It’s pitch black. The pair of Bose QC25 I’m wearing are blocking out the ambient noise around me. Suddenly, my legs start vibrating as if I were at a rock concert, sending a tingling sensation down my nerves and into the rest of my body. First my arms, then my back, then from the base of my neck to my head. It’s not painful. If anything, it’s relaxing. Pleasant even, not like those overaggressive massage chairs you find at malls (though it was probably mistaken for one by the hundreds of other journalists roaming the pre-CES showcase event).
I didn’t initially intend to test the device. It is, after all, a shaking lounge chair in a room filled with robots, wearables, and drones. That was before I caught a glimpse of the guy who tried it before me. His face was bright red, his body shaking, and every few seconds he’d burst out in excitement, “wow,” “holy.” It looked, well, inappropriate.
I had to give it a go.
The product, an elegant recliner filled with powerful little vibrating motors, is made by an otherwise-unknown French startup called Aurasens. It’s intended to relax people’s nerves and help them forget daily stresses, making CES attendees the perfect audience. It’s not the vibrating motors that make this chair special—it’s the programs that link the music to them. Aurasens says it has a curated soundtrack compatible with the chair but hopes to create an algorithm that works for any song.
As a self-proclaimed audio nerd, I went into the demo with a fair bit of skepticism. Could adding touch really enhance sound? It didn’t take long to get the answer. A few seconds after I laid down on the comfortable gray chair, music started to play. It was a strange remix of the sort of classical tunes you instantly fall asleep to and electric beats with enough thump to show off what the lounger is capable of. As the music played, the chair moved appropriately. When the soothing high-pitched tone of a violin rose and fell, soft vibrations, like raindrops, crawled up and down my body.

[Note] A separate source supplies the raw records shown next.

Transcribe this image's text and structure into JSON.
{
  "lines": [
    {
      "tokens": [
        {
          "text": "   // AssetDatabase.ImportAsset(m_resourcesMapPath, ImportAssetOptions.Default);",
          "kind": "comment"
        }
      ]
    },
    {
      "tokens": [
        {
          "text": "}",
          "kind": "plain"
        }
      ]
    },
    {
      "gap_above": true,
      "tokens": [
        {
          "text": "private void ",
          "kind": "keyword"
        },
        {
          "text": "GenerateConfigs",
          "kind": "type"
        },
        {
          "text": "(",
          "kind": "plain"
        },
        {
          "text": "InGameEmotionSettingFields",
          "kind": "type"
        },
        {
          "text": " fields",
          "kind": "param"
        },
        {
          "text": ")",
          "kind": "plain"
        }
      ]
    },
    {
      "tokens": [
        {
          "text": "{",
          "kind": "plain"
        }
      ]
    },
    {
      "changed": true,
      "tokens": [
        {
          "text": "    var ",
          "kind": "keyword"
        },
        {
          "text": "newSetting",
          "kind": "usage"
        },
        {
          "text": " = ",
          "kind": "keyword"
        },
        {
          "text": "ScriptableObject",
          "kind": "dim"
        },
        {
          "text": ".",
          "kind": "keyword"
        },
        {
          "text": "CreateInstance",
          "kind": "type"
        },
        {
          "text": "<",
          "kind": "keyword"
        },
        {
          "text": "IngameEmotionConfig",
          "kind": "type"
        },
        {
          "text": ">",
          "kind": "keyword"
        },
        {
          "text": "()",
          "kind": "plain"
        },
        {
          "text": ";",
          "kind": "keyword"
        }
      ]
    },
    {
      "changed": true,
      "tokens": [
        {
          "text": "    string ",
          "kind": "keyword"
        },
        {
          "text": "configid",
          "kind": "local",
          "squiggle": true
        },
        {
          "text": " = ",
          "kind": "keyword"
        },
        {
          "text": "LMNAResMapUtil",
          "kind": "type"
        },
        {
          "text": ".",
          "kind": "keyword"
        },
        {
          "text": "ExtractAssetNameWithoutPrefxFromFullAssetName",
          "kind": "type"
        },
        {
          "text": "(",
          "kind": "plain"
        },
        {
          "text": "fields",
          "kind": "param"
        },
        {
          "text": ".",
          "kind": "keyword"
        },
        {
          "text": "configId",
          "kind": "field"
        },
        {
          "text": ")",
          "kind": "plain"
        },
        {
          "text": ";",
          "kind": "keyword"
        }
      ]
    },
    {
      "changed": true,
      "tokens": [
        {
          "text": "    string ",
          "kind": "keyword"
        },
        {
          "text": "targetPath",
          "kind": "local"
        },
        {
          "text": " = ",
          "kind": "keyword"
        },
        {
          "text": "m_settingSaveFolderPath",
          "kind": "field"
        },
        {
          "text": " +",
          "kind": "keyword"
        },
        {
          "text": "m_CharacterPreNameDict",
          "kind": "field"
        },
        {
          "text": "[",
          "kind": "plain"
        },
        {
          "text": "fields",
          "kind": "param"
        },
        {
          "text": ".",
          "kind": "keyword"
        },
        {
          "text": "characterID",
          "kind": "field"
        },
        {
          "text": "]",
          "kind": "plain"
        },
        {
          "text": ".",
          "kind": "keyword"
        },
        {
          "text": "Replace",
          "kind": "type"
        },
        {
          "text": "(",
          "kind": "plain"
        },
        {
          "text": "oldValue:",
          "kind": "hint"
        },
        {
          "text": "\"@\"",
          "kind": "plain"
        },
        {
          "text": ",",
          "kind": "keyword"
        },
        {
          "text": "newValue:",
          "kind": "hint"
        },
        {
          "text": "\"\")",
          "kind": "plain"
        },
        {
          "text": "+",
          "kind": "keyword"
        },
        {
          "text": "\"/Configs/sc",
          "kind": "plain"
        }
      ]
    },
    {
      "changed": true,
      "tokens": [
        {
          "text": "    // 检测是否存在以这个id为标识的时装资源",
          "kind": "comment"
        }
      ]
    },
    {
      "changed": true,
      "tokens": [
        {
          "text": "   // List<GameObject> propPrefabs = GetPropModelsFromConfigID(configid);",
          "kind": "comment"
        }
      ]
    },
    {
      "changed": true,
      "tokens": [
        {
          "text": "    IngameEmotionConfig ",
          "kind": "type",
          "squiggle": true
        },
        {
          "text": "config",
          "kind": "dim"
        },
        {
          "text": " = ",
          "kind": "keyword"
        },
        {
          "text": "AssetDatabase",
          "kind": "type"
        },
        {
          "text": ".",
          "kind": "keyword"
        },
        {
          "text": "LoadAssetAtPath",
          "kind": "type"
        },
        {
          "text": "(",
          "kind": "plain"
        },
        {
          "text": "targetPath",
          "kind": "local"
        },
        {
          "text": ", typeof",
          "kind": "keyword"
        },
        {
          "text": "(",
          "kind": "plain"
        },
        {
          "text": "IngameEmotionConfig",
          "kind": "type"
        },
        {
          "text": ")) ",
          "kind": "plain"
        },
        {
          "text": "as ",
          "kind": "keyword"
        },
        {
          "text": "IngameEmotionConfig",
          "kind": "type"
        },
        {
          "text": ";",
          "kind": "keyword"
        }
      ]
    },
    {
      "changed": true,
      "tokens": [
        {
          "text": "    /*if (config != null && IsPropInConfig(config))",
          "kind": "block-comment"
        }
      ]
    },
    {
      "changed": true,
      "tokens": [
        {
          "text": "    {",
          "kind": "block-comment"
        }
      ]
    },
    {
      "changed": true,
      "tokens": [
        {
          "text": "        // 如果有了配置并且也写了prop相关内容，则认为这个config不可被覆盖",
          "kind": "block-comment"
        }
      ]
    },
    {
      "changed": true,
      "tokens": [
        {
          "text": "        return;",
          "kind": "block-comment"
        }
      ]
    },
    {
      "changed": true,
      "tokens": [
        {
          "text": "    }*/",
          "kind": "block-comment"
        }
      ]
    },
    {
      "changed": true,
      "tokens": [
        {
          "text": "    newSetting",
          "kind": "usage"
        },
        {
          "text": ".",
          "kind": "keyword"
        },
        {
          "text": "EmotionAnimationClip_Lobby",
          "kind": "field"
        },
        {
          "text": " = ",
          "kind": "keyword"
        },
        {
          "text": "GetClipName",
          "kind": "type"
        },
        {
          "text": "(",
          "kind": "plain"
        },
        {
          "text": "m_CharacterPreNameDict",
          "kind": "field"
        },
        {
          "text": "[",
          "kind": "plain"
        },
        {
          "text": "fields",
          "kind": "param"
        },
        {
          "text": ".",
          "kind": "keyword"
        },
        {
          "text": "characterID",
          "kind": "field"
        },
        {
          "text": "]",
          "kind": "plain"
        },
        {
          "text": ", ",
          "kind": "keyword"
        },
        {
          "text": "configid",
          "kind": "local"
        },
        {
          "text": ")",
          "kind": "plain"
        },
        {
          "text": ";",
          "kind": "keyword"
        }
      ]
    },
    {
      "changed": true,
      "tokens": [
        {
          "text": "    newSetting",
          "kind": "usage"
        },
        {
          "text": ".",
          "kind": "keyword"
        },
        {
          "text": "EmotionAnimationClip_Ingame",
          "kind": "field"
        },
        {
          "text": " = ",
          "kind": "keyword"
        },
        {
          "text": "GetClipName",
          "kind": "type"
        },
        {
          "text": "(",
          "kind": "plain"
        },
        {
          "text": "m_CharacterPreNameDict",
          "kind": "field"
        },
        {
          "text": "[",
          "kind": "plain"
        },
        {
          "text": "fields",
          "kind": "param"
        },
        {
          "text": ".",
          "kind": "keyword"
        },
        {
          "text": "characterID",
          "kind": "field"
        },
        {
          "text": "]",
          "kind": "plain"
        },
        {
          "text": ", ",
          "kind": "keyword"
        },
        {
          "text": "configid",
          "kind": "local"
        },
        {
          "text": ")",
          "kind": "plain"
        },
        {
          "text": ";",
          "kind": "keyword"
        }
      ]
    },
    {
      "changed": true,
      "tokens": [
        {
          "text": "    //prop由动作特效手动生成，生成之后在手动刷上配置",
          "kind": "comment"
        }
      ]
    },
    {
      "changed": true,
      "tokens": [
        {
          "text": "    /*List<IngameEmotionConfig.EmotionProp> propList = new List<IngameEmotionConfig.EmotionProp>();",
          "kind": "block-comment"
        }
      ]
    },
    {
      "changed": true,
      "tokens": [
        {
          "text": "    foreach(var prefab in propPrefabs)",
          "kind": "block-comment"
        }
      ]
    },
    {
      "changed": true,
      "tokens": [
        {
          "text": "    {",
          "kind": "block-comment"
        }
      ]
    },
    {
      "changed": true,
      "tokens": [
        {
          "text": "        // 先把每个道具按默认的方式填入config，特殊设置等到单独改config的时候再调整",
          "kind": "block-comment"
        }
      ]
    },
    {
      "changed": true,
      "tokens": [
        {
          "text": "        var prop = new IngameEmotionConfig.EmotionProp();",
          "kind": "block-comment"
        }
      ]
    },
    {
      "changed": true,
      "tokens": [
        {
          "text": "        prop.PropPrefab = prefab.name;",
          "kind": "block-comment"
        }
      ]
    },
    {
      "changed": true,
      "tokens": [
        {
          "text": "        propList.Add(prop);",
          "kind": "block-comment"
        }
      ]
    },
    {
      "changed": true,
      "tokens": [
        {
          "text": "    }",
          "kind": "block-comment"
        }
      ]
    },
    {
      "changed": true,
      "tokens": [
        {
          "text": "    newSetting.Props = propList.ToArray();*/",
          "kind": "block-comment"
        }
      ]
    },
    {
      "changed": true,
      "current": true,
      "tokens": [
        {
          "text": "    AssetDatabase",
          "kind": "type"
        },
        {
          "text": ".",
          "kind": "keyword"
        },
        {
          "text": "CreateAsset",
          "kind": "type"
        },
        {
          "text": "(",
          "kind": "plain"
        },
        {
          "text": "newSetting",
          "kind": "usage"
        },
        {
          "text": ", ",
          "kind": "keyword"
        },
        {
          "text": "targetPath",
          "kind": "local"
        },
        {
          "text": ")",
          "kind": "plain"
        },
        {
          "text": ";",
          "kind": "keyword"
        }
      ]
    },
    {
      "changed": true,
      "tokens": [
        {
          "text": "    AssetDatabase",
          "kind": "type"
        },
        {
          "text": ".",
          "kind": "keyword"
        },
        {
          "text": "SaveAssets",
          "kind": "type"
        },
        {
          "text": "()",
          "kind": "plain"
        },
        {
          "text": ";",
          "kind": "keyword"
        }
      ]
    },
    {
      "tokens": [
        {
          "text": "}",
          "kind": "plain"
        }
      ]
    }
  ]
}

The location of the vibrations seemed to be determined by where in the soundstage the music came from and what instrument was played. The sound on the edges would initiate a tapping in my fingers while those in the foreground would send pulses into my back. Then came the bass. It drove aggressively into the back of my head. Any stronger might have been jarring, but it wasn’t. It felt stimulating.

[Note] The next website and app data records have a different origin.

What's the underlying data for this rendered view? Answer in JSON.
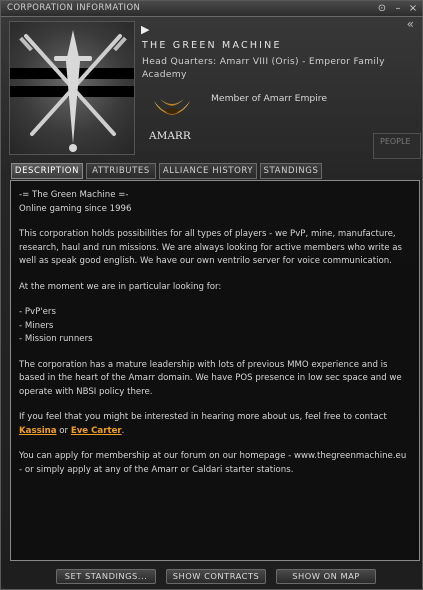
{
  "window": {
    "title": "CORPORATION INFORMATION"
  },
  "header": {
    "corp_name": "THE GREEN MACHINE",
    "hq_label": "Head Quarters: Amarr VIII (Oris) - Emperor Family Academy",
    "faction_name": "AMARR",
    "membership": "Member of Amarr Empire",
    "people_tab": "PEOPLE"
  },
  "tabs": [
    {
      "label": "DESCRIPTION"
    },
    {
      "label": "ATTRIBUTES"
    },
    {
      "label": "ALLIANCE HISTORY"
    },
    {
      "label": "STANDINGS"
    }
  ],
  "description": {
    "intro_line1": "-= The Green Machine =-",
    "intro_line2": "Online gaming since 1996",
    "para1": "This corporation holds possibilities for all types of players - we PvP, mine, manufacture, research, haul and run missions. We are always looking for active members who write as well as speak good english. We have our own ventrilo server for voice communication.",
    "para2": "At the moment we are in particular looking for:",
    "list": [
      "- PvP'ers",
      "- Miners",
      "- Mission runners"
    ],
    "para3": "The corporation has a mature leadership with lots of previous MMO experience and is based in the heart of the Amarr domain. We have POS presence in low sec space and we operate with NBSI policy there.",
    "para4_prefix": "If you feel that you might be interested in hearing more about us, feel free to contact ",
    "contact1": "Kassina",
    "para4_mid": " or ",
    "contact2": "Eve Carter",
    "para4_suffix": ".",
    "para5": "You can apply for membership at our forum on our homepage - www.thegreenmachine.eu - or simply apply at any of the Amarr or Caldari starter stations."
  },
  "buttons": {
    "set_standings": "SET STANDINGS...",
    "show_contracts": "SHOW CONTRACTS",
    "show_on_map": "SHOW ON MAP"
  },
  "colors": {
    "link": "#f0a020",
    "border": "#8a8a8a"
  }
}
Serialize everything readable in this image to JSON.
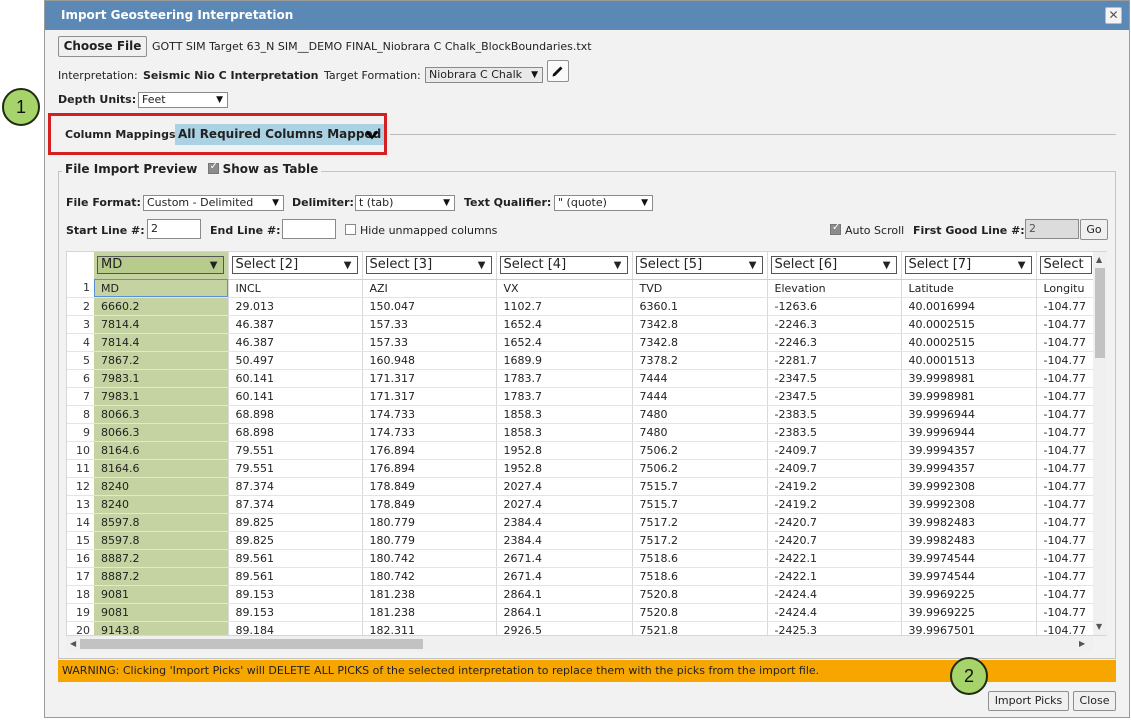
{
  "dialog": {
    "title": "Import Geosteering Interpretation",
    "close_icon": "close-icon",
    "choose_file_label": "Choose File",
    "file_name": "GOTT SIM Target 63_N SIM__DEMO FINAL_Niobrara C Chalk_BlockBoundaries.txt",
    "interpretation_label": "Interpretation:",
    "interpretation_value": "Seismic Nio C Interpretation",
    "target_formation_label": "Target Formation:",
    "target_formation_value": "Niobrara C Chalk",
    "edit_icon": "pencil-icon",
    "depth_units_label": "Depth Units:",
    "depth_units_value": "Feet",
    "column_mappings_label": "Column Mappings",
    "column_mappings_status": "All Required Columns Mapped",
    "expand_icon": "chevron-down-icon"
  },
  "callouts": {
    "one": "1",
    "two": "2"
  },
  "preview": {
    "legend": "File Import Preview",
    "show_as_table_label": "Show as Table",
    "show_as_table_checked": true,
    "file_format_label": "File Format:",
    "file_format_value": "Custom - Delimited",
    "delimiter_label": "Delimiter:",
    "delimiter_value": "t (tab)",
    "text_qualifier_label": "Text Qualifier:",
    "text_qualifier_value": "\" (quote)",
    "start_line_label": "Start Line #:",
    "start_line_value": "2",
    "end_line_label": "End Line #:",
    "end_line_value": "",
    "hide_unmapped_label": "Hide unmapped columns",
    "auto_scroll_label": "Auto Scroll",
    "auto_scroll_checked": true,
    "first_good_line_label": "First Good Line #:",
    "first_good_line_value": "2",
    "go_label": "Go"
  },
  "table": {
    "column_selects": [
      "MD",
      "Select [2]",
      "Select [3]",
      "Select [4]",
      "Select [5]",
      "Select [6]",
      "Select [7]",
      "Select"
    ],
    "rows": [
      [
        "1",
        "MD",
        "INCL",
        "AZI",
        "VX",
        "TVD",
        "Elevation",
        "Latitude",
        "Longitu"
      ],
      [
        "2",
        "6660.2",
        "29.013",
        "150.047",
        "1102.7",
        "6360.1",
        "-1263.6",
        "40.0016994",
        "-104.77"
      ],
      [
        "3",
        "7814.4",
        "46.387",
        "157.33",
        "1652.4",
        "7342.8",
        "-2246.3",
        "40.0002515",
        "-104.77"
      ],
      [
        "4",
        "7814.4",
        "46.387",
        "157.33",
        "1652.4",
        "7342.8",
        "-2246.3",
        "40.0002515",
        "-104.77"
      ],
      [
        "5",
        "7867.2",
        "50.497",
        "160.948",
        "1689.9",
        "7378.2",
        "-2281.7",
        "40.0001513",
        "-104.77"
      ],
      [
        "6",
        "7983.1",
        "60.141",
        "171.317",
        "1783.7",
        "7444",
        "-2347.5",
        "39.9998981",
        "-104.77"
      ],
      [
        "7",
        "7983.1",
        "60.141",
        "171.317",
        "1783.7",
        "7444",
        "-2347.5",
        "39.9998981",
        "-104.77"
      ],
      [
        "8",
        "8066.3",
        "68.898",
        "174.733",
        "1858.3",
        "7480",
        "-2383.5",
        "39.9996944",
        "-104.77"
      ],
      [
        "9",
        "8066.3",
        "68.898",
        "174.733",
        "1858.3",
        "7480",
        "-2383.5",
        "39.9996944",
        "-104.77"
      ],
      [
        "10",
        "8164.6",
        "79.551",
        "176.894",
        "1952.8",
        "7506.2",
        "-2409.7",
        "39.9994357",
        "-104.77"
      ],
      [
        "11",
        "8164.6",
        "79.551",
        "176.894",
        "1952.8",
        "7506.2",
        "-2409.7",
        "39.9994357",
        "-104.77"
      ],
      [
        "12",
        "8240",
        "87.374",
        "178.849",
        "2027.4",
        "7515.7",
        "-2419.2",
        "39.9992308",
        "-104.77"
      ],
      [
        "13",
        "8240",
        "87.374",
        "178.849",
        "2027.4",
        "7515.7",
        "-2419.2",
        "39.9992308",
        "-104.77"
      ],
      [
        "14",
        "8597.8",
        "89.825",
        "180.779",
        "2384.4",
        "7517.2",
        "-2420.7",
        "39.9982483",
        "-104.77"
      ],
      [
        "15",
        "8597.8",
        "89.825",
        "180.779",
        "2384.4",
        "7517.2",
        "-2420.7",
        "39.9982483",
        "-104.77"
      ],
      [
        "16",
        "8887.2",
        "89.561",
        "180.742",
        "2671.4",
        "7518.6",
        "-2422.1",
        "39.9974544",
        "-104.77"
      ],
      [
        "17",
        "8887.2",
        "89.561",
        "180.742",
        "2671.4",
        "7518.6",
        "-2422.1",
        "39.9974544",
        "-104.77"
      ],
      [
        "18",
        "9081",
        "89.153",
        "181.238",
        "2864.1",
        "7520.8",
        "-2424.4",
        "39.9969225",
        "-104.77"
      ],
      [
        "19",
        "9081",
        "89.153",
        "181.238",
        "2864.1",
        "7520.8",
        "-2424.4",
        "39.9969225",
        "-104.77"
      ],
      [
        "20",
        "9143.8",
        "89.184",
        "182.311",
        "2926.5",
        "7521.8",
        "-2425.3",
        "39.9967501",
        "-104.77"
      ]
    ]
  },
  "warning": "WARNING: Clicking 'Import Picks' will DELETE ALL PICKS of the selected interpretation to replace them with the picks from the import file.",
  "footer": {
    "import_label": "Import Picks",
    "close_label": "Close"
  },
  "colors": {
    "titlebar": "#5b88b5",
    "md_column": "#c5d3a2",
    "warning": "#f7a600",
    "mapped_pill": "#aad2e3",
    "callout": "#a6d36a",
    "highlight": "#d42020"
  }
}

As the vibrations and music worked in unison, a sort of symbiotic relationship began to form. The soothing classical tunes enhanced the relaxing pulses of the chair while the chair’s vibrations made the music come alive. At times, it felt like I was standing barefoot in a studio, feeling the vibration of string instruments and the thump of a bass drum echo in my chest.
The rep running the company’s booth told me there are plans to sell to individual consumers, not just businesses like clubs, airports, or hotels. The first batch of chairs is expected to be available in February. Pricing is unknown.

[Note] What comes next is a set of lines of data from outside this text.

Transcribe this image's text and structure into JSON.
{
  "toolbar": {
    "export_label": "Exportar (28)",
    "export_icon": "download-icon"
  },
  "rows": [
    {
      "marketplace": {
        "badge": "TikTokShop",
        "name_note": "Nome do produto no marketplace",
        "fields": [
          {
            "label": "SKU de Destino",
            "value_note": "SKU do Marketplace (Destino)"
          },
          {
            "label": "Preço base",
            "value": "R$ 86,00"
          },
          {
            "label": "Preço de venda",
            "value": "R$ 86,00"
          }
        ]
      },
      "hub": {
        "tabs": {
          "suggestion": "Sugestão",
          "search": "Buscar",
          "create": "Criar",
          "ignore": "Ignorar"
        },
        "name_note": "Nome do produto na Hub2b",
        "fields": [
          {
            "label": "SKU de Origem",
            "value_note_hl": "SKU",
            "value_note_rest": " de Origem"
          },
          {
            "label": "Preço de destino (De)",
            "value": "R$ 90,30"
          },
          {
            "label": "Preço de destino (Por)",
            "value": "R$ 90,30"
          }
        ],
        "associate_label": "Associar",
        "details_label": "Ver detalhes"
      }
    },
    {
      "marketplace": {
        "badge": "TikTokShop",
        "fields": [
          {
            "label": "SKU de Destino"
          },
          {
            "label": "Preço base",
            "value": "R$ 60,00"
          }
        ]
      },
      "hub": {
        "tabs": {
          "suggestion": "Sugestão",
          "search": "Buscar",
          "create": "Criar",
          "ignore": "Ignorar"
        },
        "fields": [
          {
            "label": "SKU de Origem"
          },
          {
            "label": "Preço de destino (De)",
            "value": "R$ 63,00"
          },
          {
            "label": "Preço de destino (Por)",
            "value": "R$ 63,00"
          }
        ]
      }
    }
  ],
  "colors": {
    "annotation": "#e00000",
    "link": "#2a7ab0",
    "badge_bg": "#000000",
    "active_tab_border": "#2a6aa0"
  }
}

Still, I’m not convinced this is the future of home listening. Very few people I know like to completely tune out when listening to music—at least, not when they’re at home surrounded by other tech pleasures. Those who do are passionate about their expensive high-end gear and wouldn’t give it up for a chair. What I do know is that when the music stopped, my mind and body were desperate for another listen.